Even if certain rules of brevity, elegance and ethics are comparable, taking part in a learning forum is not the same as posting on Twitter, Instagram or LinkedIn. The difference lies in the contribution of “real substance” that should add value to the original topic, and here again, the L&D professionals can use all of their expertise to encourage contributions while simultaneously supervising them.
Let’s imagine that we could create a universal skill of transmission that has become natural to us as it’s an integral part of our “learning genes” from an early age. I’m optimistic about this dream when I see, for example, the initiatives of my son’s primary school teacher who encourages students to make presentations so that what one pupil learns (we retain 80% of what we teach (2)) is of benefit to others through sharing. How cool is that? Social learning from age 9! After this initial impetus which should be central to our teaching systems, it’s up to the individual to take over, to take responsibility for their ability to select and explore different topics, to work their neurons and not just fill their available brain time à la Tetris. L&D professionals therefore have two major roles to play: helping others learn to learn and then to learn to contribute.
To conclude this article on the successful emergence of a social learning dynamic to boost collective intelligence, I’ve borrowed Cécile Dejoux’s table of the 5 Rs.
It’s therefore up to us as L&D professionals to construct systems that encourage the emergence and perpetuation of social learning to boost collective intelligence, and not to use the term to hide enticing illusions behind it that could have the reverse effect. It’s up to everyone as learners to take responsibility for themselves so that they contribute and share intelligently. Finally, it’s up to our companies and organisations to give themselves the necessary human and organisational resources to ensure that training boosts performance of course, but above all boosts the sustainable development of people and of our societies.
(1) HR TRENDS 2019 – DELOITTE – 84% of HRDs report that training is their second strategic priority
(2) Compare with the famous 70 – 20 – 10 (70% of learning linked to our experiences and daily activities, 20% in social interactions, 10% through traditional learning) and the learning pyramid
Article published in Digital Learning Book 2019 by IL&DI.
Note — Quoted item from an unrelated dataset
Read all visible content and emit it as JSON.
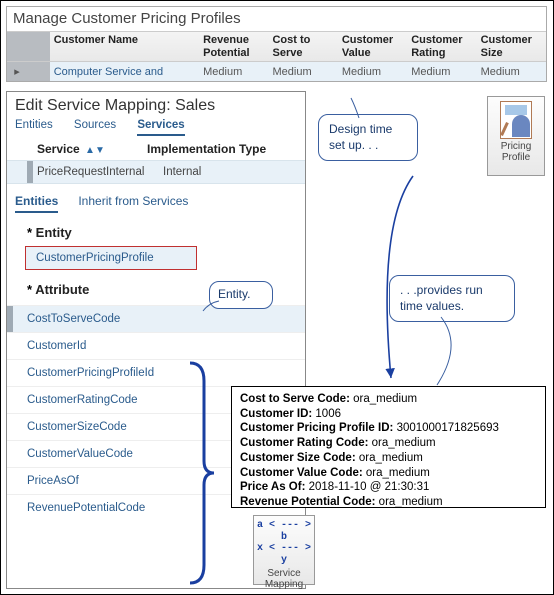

Tiphaine joined the crew of Teach on Mars after 13 years in multi-modal training strategy consulting. She was trainer, educational engineer, head of an e-learning center, consultant and support for major projects, director of a digital division … she now shares with pleasure and expertise, her rich experience of digital learning.